University of Florida Saving Citrus: Using genetics to boost resistance to citrus greening

Drive through any orange grove in Florida and you are likely to see the blotched yellow stain of disease attacking the very heart of the Sunshine State. Huanglongbing (known as “HLB” or “citrus greening”) has infected citrus farms in every Florida county and caused billions of dollars in damage to one of the state’s primary crops. 

Citrus greening is caused by a bacteria that hitches a ride in a tiny insect, the Asian citrus psyllid. Once infested, trees produce undesirable fruit and slowly decline from a combination of deteriorating roots and tree canopy dieback. There is no known cure for citrus greening. 

At University of Florida’s Institute of Food and Agricultural Sciences, researchers are working to save Florida’s citrus industry by applying a new gene-editing technique. Known as CRISPR, it allows scientists to speed up the changes that might naturally occur in organisms by editing segments of DNA to achieve a desired outcome, such as improved disease immunity. 

When a tree is exposed to the bacteria that causes the disease, it doesn’t recognize the threat and instead welcomes the bacteria into its cells. Scientists are seeking an “off switch” in the genome of orange trees that will close its doors to the spread of citrus greening. “Our approach to protect citrus trees against HLB is to increase the potential of citrus’ own immunity,” said Dr. Wang. With the latest advances in gene editing, the team is helping the orange trees protect themselves to ensure that Florida’s citrus industry survives and thrives once again. 

“It has been a joy to witness the explosion in genetic and genomic technology, which has allowed us to achieve accomplishments in my lifetime that we could only dream of at the beginning of my career.” 

– Fred Gmitter

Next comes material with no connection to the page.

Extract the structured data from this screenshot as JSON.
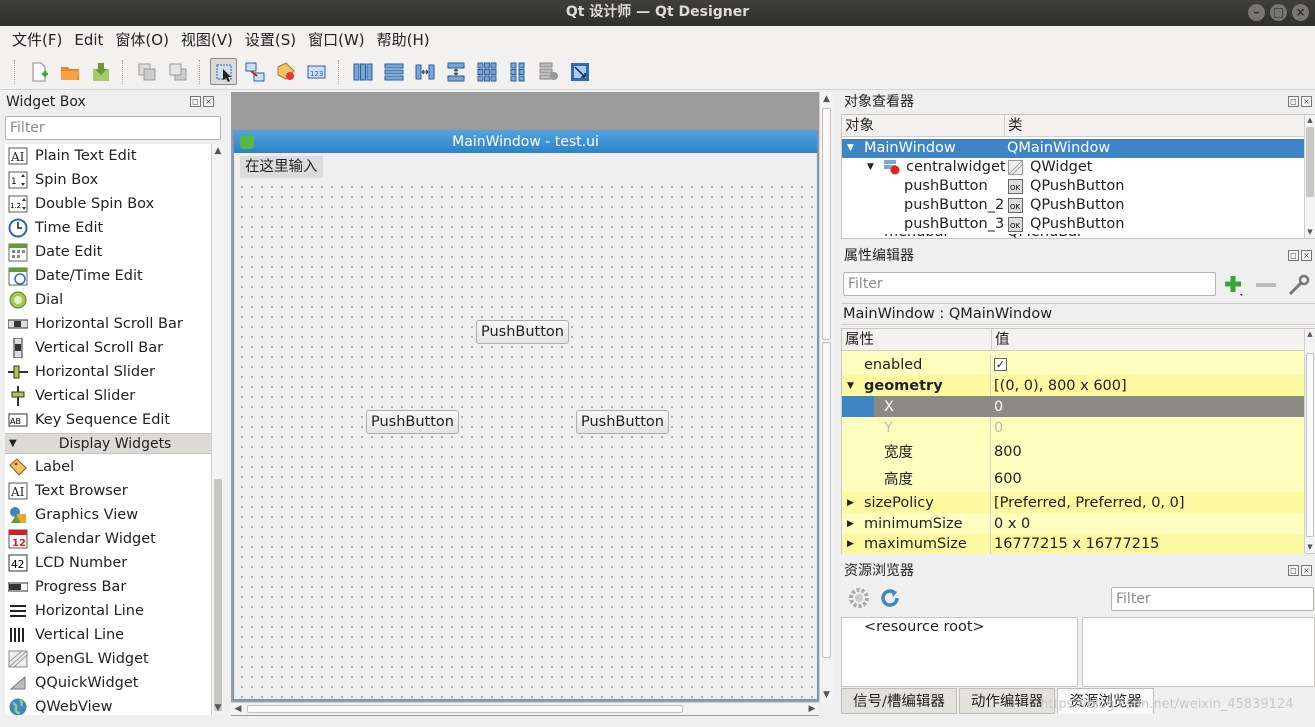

Retaking The Field Volume 4 “Retaking the Field: Science Breakthroughs for Thriving Farms and a Healthier Nation” is a collaborative report from 20 FedByScience universities and the SoAR Foundation. The report highlights research projects in the five Science Breakthroughs areas identified as the most important fields to advance in agriculture by the year 2030: genomics, microbiomes, sensors, data and informatics, and transdisciplinary research. View The Issue
Retaking the Field Volume 4: Science Breakthroughs for Thriving Farms and a Healthier Nation Click to download report

More Stories from the community

Banishing Bad Bacteria: Controlling E. Coli To Protect Poultry and People

Dr. Mellata and her team’s project focuses on improving food safety by reducing harmful bacteria in poultry products. Its major goals are: 1) advance our understanding of the zoonotic risk of ExPEC (extraintestinal pathogenic E. coli) infections from chickens; and 2) develop and evaluate a vaccine for chickens to protect them and humans against ExPEC and Salmonella infections.

Read More
Boosting Bees: Improving bee health to benefit farmers

Because pollinators are critical for the production of most berry crops, Dr. Isaacs and his transdisciplinary team investigate pollinator ecology and management, economic value, and benefits for agriculture. The group includes researchers experienced in honeybee management, wild bee ecology, and pest management.

Read More